The allegations are familiar, but this time they are being aimed at Georgetown University. The latest example of defined contribution litigation to target a well-known U.S. university, the Employee Retirement Income Security Act (ERISA) fiduciary breach lawsuit was filed in the U.S. District Court for the District of Columbia. The suit names Georgetown University and several university officials tasked with overseeing defined contribution (DC) retirement plans as defendants.
The charges filed match almost verbatim previous suits filed with similar allegations made against other large universities’ 403(b) retirement plans. Plaintiffs allege that the university and officials in charge of oversight did not leverage the university’s plans’ substantial bargaining power to benefit plan participants and beneficiaries, failed to appropriately monitor and evaluate plan expenses and allowed the plans to pay exorbitant fees for both administrative and investment services.
The complaint includes claims that the defendants breached their fiduciary duty by failing to select one single, suitable service provider providing administrative and recordkeeping services for the retirement plans in exchange for reasonable compensation for the service provided. Instead, the defendants apparently retained three different service providers consistently – all with separate fees: TIAA, Vanguard and Fidelity. Each supplied the plans with a separate menu of investment options including mutual fund share classes charging higher fees than other alternatives with the same strategies and/or less expensive share classes of the exact same investment fund.
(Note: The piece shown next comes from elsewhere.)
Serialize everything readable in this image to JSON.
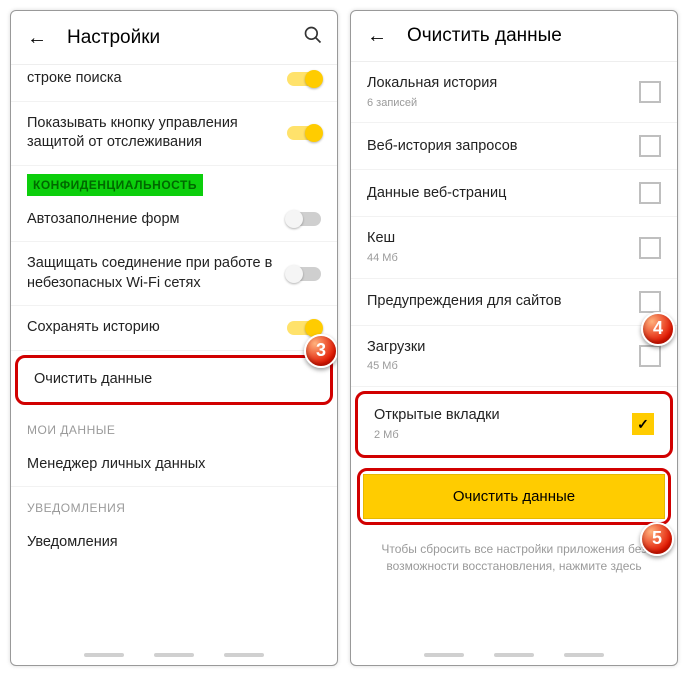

According to plaintiffs, the situation caused plan participants to pay asset-based fees for admin services that increased with the value of the accounts even though no additional services were provided.
The three providers resulted in three investing segments for each of the plans. TIAA offered a guaranteed interest annuity. Vanguard offered close to ninety mutual funds. Fidelity offered nearly two hundred mutual funds. Plaintiffs claim that the volume of choices indicates that the defendants were not adequately fulfilling their fiduciary duties for retirement investors by monitoring and evaluating the historical performance and expense of each of the funds in order to compare past performance the options to each other or a peer group of funds to maximize success. Many of the options should have been excluded based on their past performance, etc.
If you have questions about ERISA or if you have knowledge of a fiduciary breach, please get in touch with one of the experienced California employment law attorneys at Blumenthal Nordrehaug Bhowmik De Blouw LLP.